◆ **TASK STATEMENT**
All of the data should be restated word for word, with the pictures omitted.

◆ **EXERCISE INPUT**
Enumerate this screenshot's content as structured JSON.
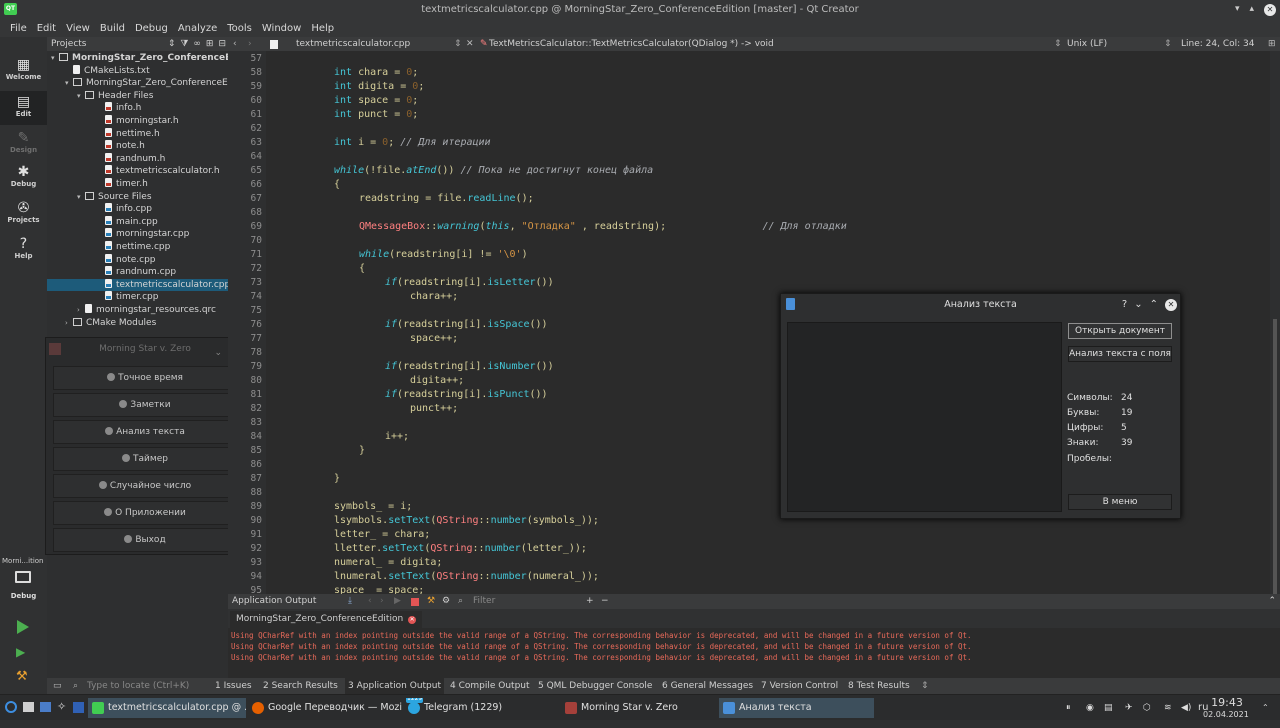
{
  "window": {
    "title": "textmetricscalculator.cpp @ MorningStar_Zero_ConferenceEdition [master] - Qt Creator",
    "logo": "QT"
  },
  "menu": [
    "File",
    "Edit",
    "View",
    "Build",
    "Debug",
    "Analyze",
    "Tools",
    "Window",
    "Help"
  ],
  "modes": [
    {
      "label": "Welcome",
      "icon": "▦"
    },
    {
      "label": "Edit",
      "icon": "▤"
    },
    {
      "label": "Design",
      "icon": "✎"
    },
    {
      "label": "Debug",
      "icon": "✱"
    },
    {
      "label": "Projects",
      "icon": "✇"
    },
    {
      "label": "Help",
      "icon": "?"
    }
  ],
  "run_side": {
    "target": "Morni...ition",
    "mode": "Debug"
  },
  "projects": {
    "header": "Projects",
    "rows": [
      {
        "text": "MorningStar_Zero_ConferenceE",
        "kind": "root"
      },
      {
        "text": "CMakeLists.txt",
        "kind": "file"
      },
      {
        "text": "MorningStar_Zero_ConferenceEd",
        "kind": "folder"
      },
      {
        "text": "Header Files",
        "kind": "folder"
      },
      {
        "text": "info.h",
        "kind": "h"
      },
      {
        "text": "morningstar.h",
        "kind": "h"
      },
      {
        "text": "nettime.h",
        "kind": "h"
      },
      {
        "text": "note.h",
        "kind": "h"
      },
      {
        "text": "randnum.h",
        "kind": "h"
      },
      {
        "text": "textmetricscalculator.h",
        "kind": "h"
      },
      {
        "text": "timer.h",
        "kind": "h"
      },
      {
        "text": "Source Files",
        "kind": "folder"
      },
      {
        "text": "info.cpp",
        "kind": "c"
      },
      {
        "text": "main.cpp",
        "kind": "c"
      },
      {
        "text": "morningstar.cpp",
        "kind": "c"
      },
      {
        "text": "nettime.cpp",
        "kind": "c"
      },
      {
        "text": "note.cpp",
        "kind": "c"
      },
      {
        "text": "randnum.cpp",
        "kind": "c"
      },
      {
        "text": "textmetricscalculator.cpp",
        "kind": "c",
        "selected": true
      },
      {
        "text": "timer.cpp",
        "kind": "c"
      },
      {
        "text": "morningstar_resources.qrc",
        "kind": "file"
      },
      {
        "text": "CMake Modules",
        "kind": "folder"
      }
    ]
  },
  "morningstar": {
    "title": "Morning Star v. Zero",
    "buttons": [
      "Точное время",
      "Заметки",
      "Анализ текста",
      "Таймер",
      "Случайное число",
      "О Приложении",
      "Выход"
    ]
  },
  "editor": {
    "file": "textmetricscalculator.cpp",
    "symbol": "TextMetricsCalculator::TextMetricsCalculator(QDialog *) -> void",
    "encoding": "Unix (LF)",
    "position": "Line: 24, Col: 34",
    "line_numbers": [
      "57",
      "58",
      "59",
      "60",
      "61",
      "62",
      "63",
      "64",
      "65",
      "66",
      "67",
      "68",
      "69",
      "70",
      "71",
      "72",
      "73",
      "74",
      "75",
      "76",
      "77",
      "78",
      "79",
      "80",
      "81",
      "82",
      "83",
      "84",
      "85",
      "86",
      "87",
      "88",
      "89",
      "90",
      "91",
      "92",
      "93",
      "94",
      "95"
    ]
  },
  "dialog": {
    "title": "Анализ текста",
    "btn_open": "Открыть документ",
    "btn_analyze": "Анализ текста с поля",
    "btn_menu": "В меню",
    "stats": [
      {
        "label": "Символы:",
        "value": "24"
      },
      {
        "label": "Буквы:",
        "value": "19"
      },
      {
        "label": "Цифры:",
        "value": "5"
      },
      {
        "label": "Знаки:",
        "value": "39"
      },
      {
        "label": "Пробелы:",
        "value": ""
      }
    ]
  },
  "output": {
    "header": "Application Output",
    "filter": "Filter",
    "tab": "MorningStar_Zero_ConferenceEdition",
    "lines": [
      "Using QCharRef with an index pointing outside the valid range of a QString. The corresponding behavior is deprecated, and will be changed in a future version of Qt.",
      "Using QCharRef with an index pointing outside the valid range of a QString. The corresponding behavior is deprecated, and will be changed in a future version of Qt.",
      "Using QCharRef with an index pointing outside the valid range of a QString. The corresponding behavior is deprecated, and will be changed in a future version of Qt."
    ]
  },
  "status": {
    "locate": "Type to locate (Ctrl+K)",
    "panes": [
      "1 Issues",
      "2 Search Results",
      "3 Application Output",
      "4 Compile Output",
      "5 QML Debugger Console",
      "6 General Messages",
      "7 Version Control",
      "8 Test Results"
    ]
  },
  "taskbar": {
    "tasks": [
      "textmetricscalculator.cpp @ ...",
      "Google Переводчик — Mozil...",
      "Telegram (1229)",
      "Morning Star v. Zero",
      "Анализ текста"
    ],
    "badge": "1229",
    "lang": "ru",
    "time": "19:43",
    "date": "02.04.2021"
  }
}
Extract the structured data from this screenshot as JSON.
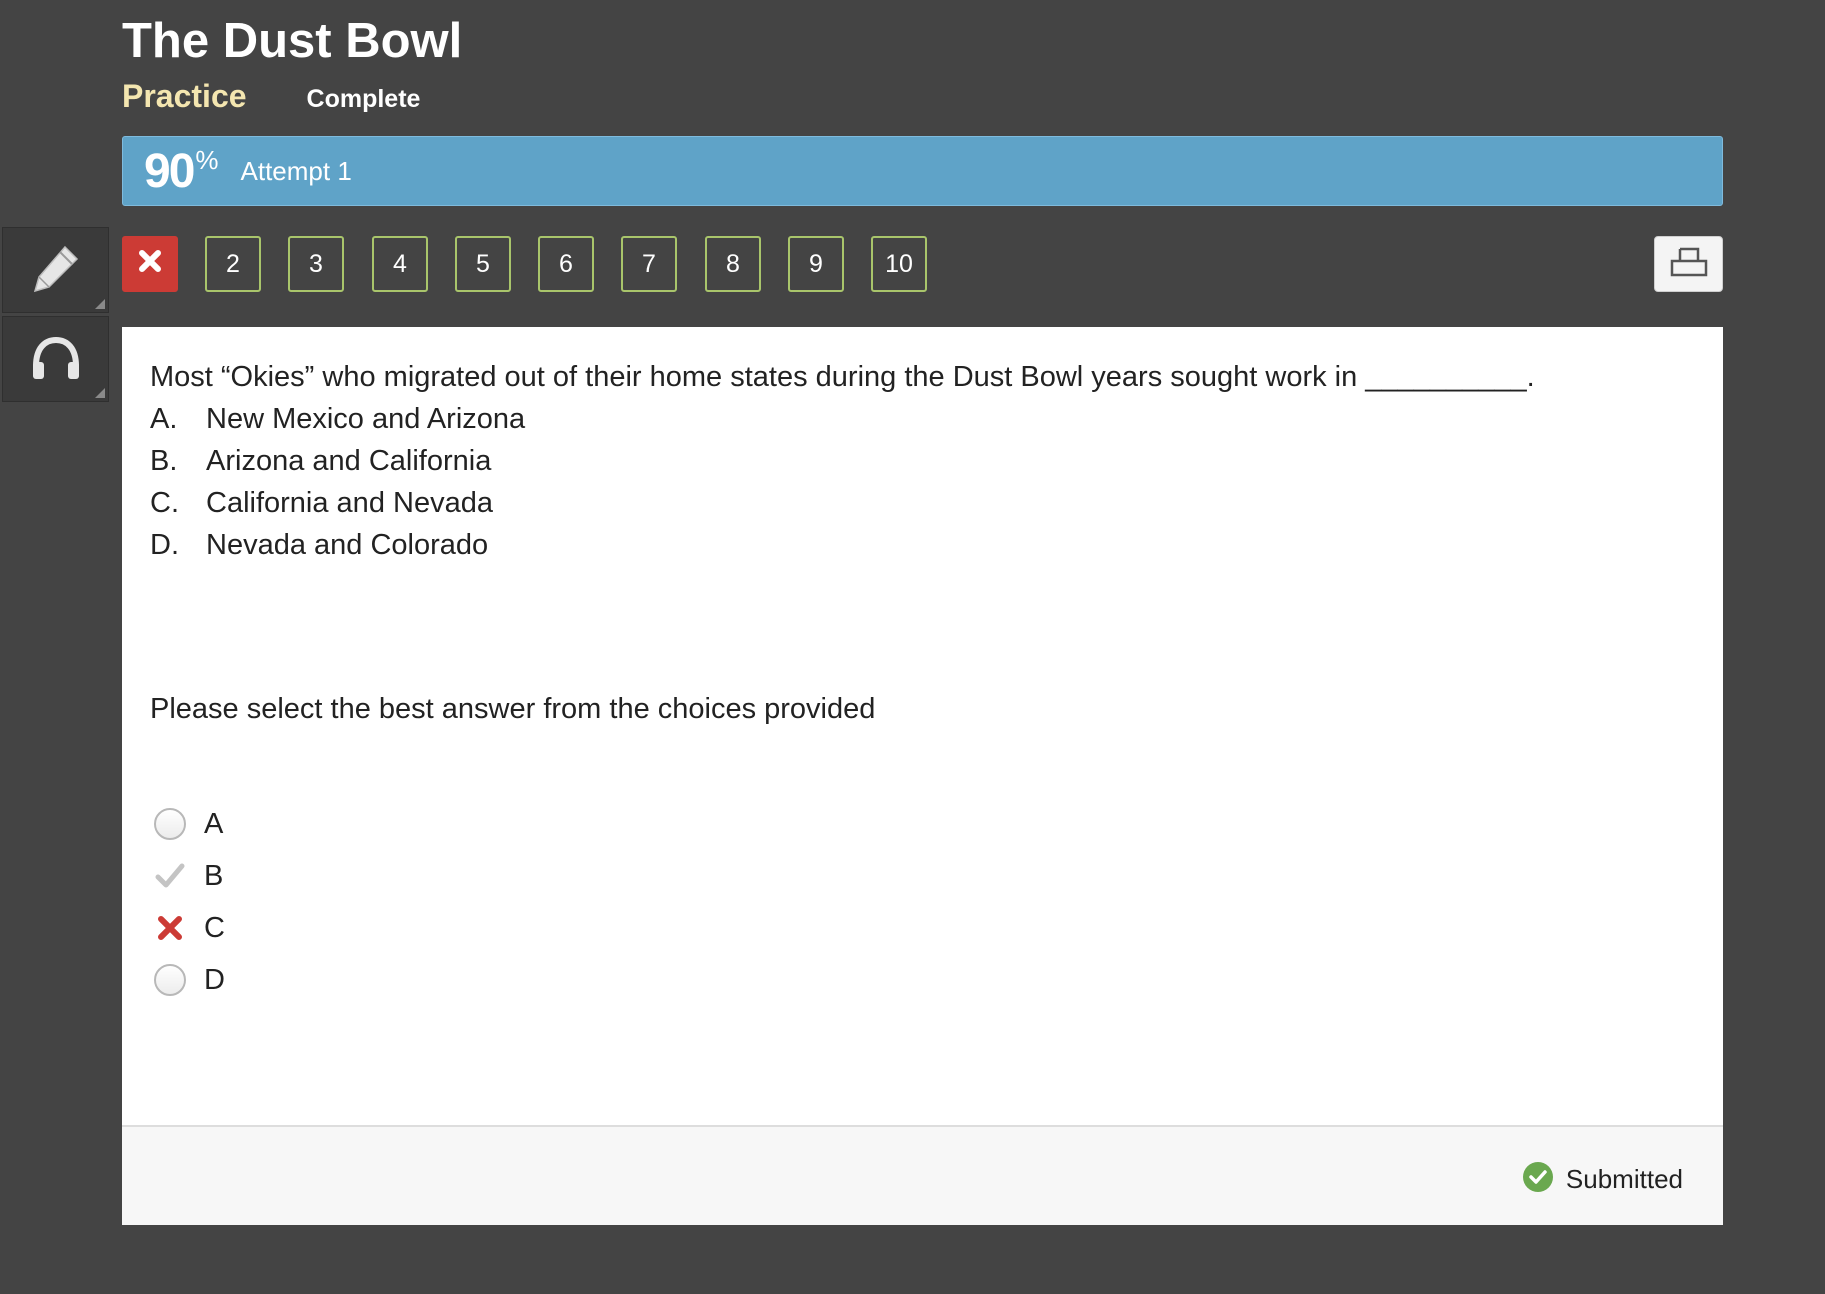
{
  "header": {
    "title": "The Dust Bowl",
    "tabs": [
      {
        "label": "Practice",
        "active": true
      },
      {
        "label": "Complete",
        "active": false
      }
    ]
  },
  "score": {
    "value": "90",
    "unit": "%",
    "attempt_label": "Attempt 1",
    "bar_color": "#5fa3c8"
  },
  "tools": [
    {
      "icon": "pencil-icon"
    },
    {
      "icon": "headphones-icon"
    }
  ],
  "question_nav": {
    "items": [
      {
        "label": "",
        "status": "incorrect",
        "icon": "x-icon"
      },
      {
        "label": "2"
      },
      {
        "label": "3"
      },
      {
        "label": "4"
      },
      {
        "label": "5"
      },
      {
        "label": "6"
      },
      {
        "label": "7"
      },
      {
        "label": "8"
      },
      {
        "label": "9"
      },
      {
        "label": "10"
      }
    ],
    "print_icon": "print-icon"
  },
  "question": {
    "text": "Most “Okies” who migrated out of their home states during the Dust Bowl years sought work in __________.",
    "choices": [
      {
        "letter": "A.",
        "text": "New Mexico and Arizona"
      },
      {
        "letter": "B.",
        "text": "Arizona and California"
      },
      {
        "letter": "C.",
        "text": "California and Nevada"
      },
      {
        "letter": "D.",
        "text": "Nevada and Colorado"
      }
    ],
    "instruction": "Please select the best answer from the choices provided"
  },
  "answers": [
    {
      "label": "A",
      "state": "unselected"
    },
    {
      "label": "B",
      "state": "correct-answer"
    },
    {
      "label": "C",
      "state": "selected-incorrect"
    },
    {
      "label": "D",
      "state": "unselected"
    }
  ],
  "footer": {
    "status_label": "Submitted",
    "status_color": "#6aa84f"
  },
  "colors": {
    "background": "#444444",
    "practice_tab": "#f4e6b0",
    "nav_border": "#a9c56b",
    "incorrect": "#cc3b35"
  }
}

◆ **ANSWER TO THIS PROBLEM**
Enumerate this screenshot's content as structured JSON.
{
  "window": {
    "title": "textmetricscalculator.cpp @ MorningStar_Zero_ConferenceEdition [master] - Qt Creator",
    "logo": "QT"
  },
  "menu": [
    "File",
    "Edit",
    "View",
    "Build",
    "Debug",
    "Analyze",
    "Tools",
    "Window",
    "Help"
  ],
  "modes": [
    {
      "label": "Welcome",
      "icon": "▦"
    },
    {
      "label": "Edit",
      "icon": "▤"
    },
    {
      "label": "Design",
      "icon": "✎"
    },
    {
      "label": "Debug",
      "icon": "✱"
    },
    {
      "label": "Projects",
      "icon": "✇"
    },
    {
      "label": "Help",
      "icon": "?"
    }
  ],
  "run_side": {
    "target": "Morni...ition",
    "mode": "Debug"
  },
  "projects": {
    "header": "Projects",
    "rows": [
      {
        "text": "MorningStar_Zero_ConferenceE",
        "kind": "root"
      },
      {
        "text": "CMakeLists.txt",
        "kind": "file"
      },
      {
        "text": "MorningStar_Zero_ConferenceEd",
        "kind": "folder"
      },
      {
        "text": "Header Files",
        "kind": "folder"
      },
      {
        "text": "info.h",
        "kind": "h"
      },
      {
        "text": "morningstar.h",
        "kind": "h"
      },
      {
        "text": "nettime.h",
        "kind": "h"
      },
      {
        "text": "note.h",
        "kind": "h"
      },
      {
        "text": "randnum.h",
        "kind": "h"
      },
      {
        "text": "textmetricscalculator.h",
        "kind": "h"
      },
      {
        "text": "timer.h",
        "kind": "h"
      },
      {
        "text": "Source Files",
        "kind": "folder"
      },
      {
        "text": "info.cpp",
        "kind": "c"
      },
      {
        "text": "main.cpp",
        "kind": "c"
      },
      {
        "text": "morningstar.cpp",
        "kind": "c"
      },
      {
        "text": "nettime.cpp",
        "kind": "c"
      },
      {
        "text": "note.cpp",
        "kind": "c"
      },
      {
        "text": "randnum.cpp",
        "kind": "c"
      },
      {
        "text": "textmetricscalculator.cpp",
        "kind": "c",
        "selected": true
      },
      {
        "text": "timer.cpp",
        "kind": "c"
      },
      {
        "text": "morningstar_resources.qrc",
        "kind": "file"
      },
      {
        "text": "CMake Modules",
        "kind": "folder"
      }
    ]
  },
  "morningstar": {
    "title": "Morning Star v. Zero",
    "buttons": [
      "Точное время",
      "Заметки",
      "Анализ текста",
      "Таймер",
      "Случайное число",
      "О Приложении",
      "Выход"
    ]
  },
  "editor": {
    "file": "textmetricscalculator.cpp",
    "symbol": "TextMetricsCalculator::TextMetricsCalculator(QDialog *) -> void",
    "encoding": "Unix (LF)",
    "position": "Line: 24, Col: 34",
    "line_numbers": [
      "57",
      "58",
      "59",
      "60",
      "61",
      "62",
      "63",
      "64",
      "65",
      "66",
      "67",
      "68",
      "69",
      "70",
      "71",
      "72",
      "73",
      "74",
      "75",
      "76",
      "77",
      "78",
      "79",
      "80",
      "81",
      "82",
      "83",
      "84",
      "85",
      "86",
      "87",
      "88",
      "89",
      "90",
      "91",
      "92",
      "93",
      "94",
      "95"
    ]
  },
  "dialog": {
    "title": "Анализ текста",
    "btn_open": "Открыть документ",
    "btn_analyze": "Анализ текста с поля",
    "btn_menu": "В меню",
    "stats": [
      {
        "label": "Символы:",
        "value": "24"
      },
      {
        "label": "Буквы:",
        "value": "19"
      },
      {
        "label": "Цифры:",
        "value": "5"
      },
      {
        "label": "Знаки:",
        "value": "39"
      },
      {
        "label": "Пробелы:",
        "value": ""
      }
    ]
  },
  "output": {
    "header": "Application Output",
    "filter": "Filter",
    "tab": "MorningStar_Zero_ConferenceEdition",
    "lines": [
      "Using QCharRef with an index pointing outside the valid range of a QString. The corresponding behavior is deprecated, and will be changed in a future version of Qt.",
      "Using QCharRef with an index pointing outside the valid range of a QString. The corresponding behavior is deprecated, and will be changed in a future version of Qt.",
      "Using QCharRef with an index pointing outside the valid range of a QString. The corresponding behavior is deprecated, and will be changed in a future version of Qt."
    ]
  },
  "status": {
    "locate": "Type to locate (Ctrl+K)",
    "panes": [
      "1 Issues",
      "2 Search Results",
      "3 Application Output",
      "4 Compile Output",
      "5 QML Debugger Console",
      "6 General Messages",
      "7 Version Control",
      "8 Test Results"
    ]
  },
  "taskbar": {
    "tasks": [
      "textmetricscalculator.cpp @ ...",
      "Google Переводчик — Mozil...",
      "Telegram (1229)",
      "Morning Star v. Zero",
      "Анализ текста"
    ],
    "badge": "1229",
    "lang": "ru",
    "time": "19:43",
    "date": "02.04.2021"
  }
}
Extract the structured data from this screenshot as JSON.
{
  "header": {
    "title": "The Dust Bowl",
    "tabs": [
      {
        "label": "Practice",
        "active": true
      },
      {
        "label": "Complete",
        "active": false
      }
    ]
  },
  "score": {
    "value": "90",
    "unit": "%",
    "attempt_label": "Attempt 1",
    "bar_color": "#5fa3c8"
  },
  "tools": [
    {
      "icon": "pencil-icon"
    },
    {
      "icon": "headphones-icon"
    }
  ],
  "question_nav": {
    "items": [
      {
        "label": "",
        "status": "incorrect",
        "icon": "x-icon"
      },
      {
        "label": "2"
      },
      {
        "label": "3"
      },
      {
        "label": "4"
      },
      {
        "label": "5"
      },
      {
        "label": "6"
      },
      {
        "label": "7"
      },
      {
        "label": "8"
      },
      {
        "label": "9"
      },
      {
        "label": "10"
      }
    ],
    "print_icon": "print-icon"
  },
  "question": {
    "text": "Most “Okies” who migrated out of their home states during the Dust Bowl years sought work in __________.",
    "choices": [
      {
        "letter": "A.",
        "text": "New Mexico and Arizona"
      },
      {
        "letter": "B.",
        "text": "Arizona and California"
      },
      {
        "letter": "C.",
        "text": "California and Nevada"
      },
      {
        "letter": "D.",
        "text": "Nevada and Colorado"
      }
    ],
    "instruction": "Please select the best answer from the choices provided"
  },
  "answers": [
    {
      "label": "A",
      "state": "unselected"
    },
    {
      "label": "B",
      "state": "correct-answer"
    },
    {
      "label": "C",
      "state": "selected-incorrect"
    },
    {
      "label": "D",
      "state": "unselected"
    }
  ],
  "footer": {
    "status_label": "Submitted",
    "status_color": "#6aa84f"
  },
  "colors": {
    "background": "#444444",
    "practice_tab": "#f4e6b0",
    "nav_border": "#a9c56b",
    "incorrect": "#cc3b35"
  }
}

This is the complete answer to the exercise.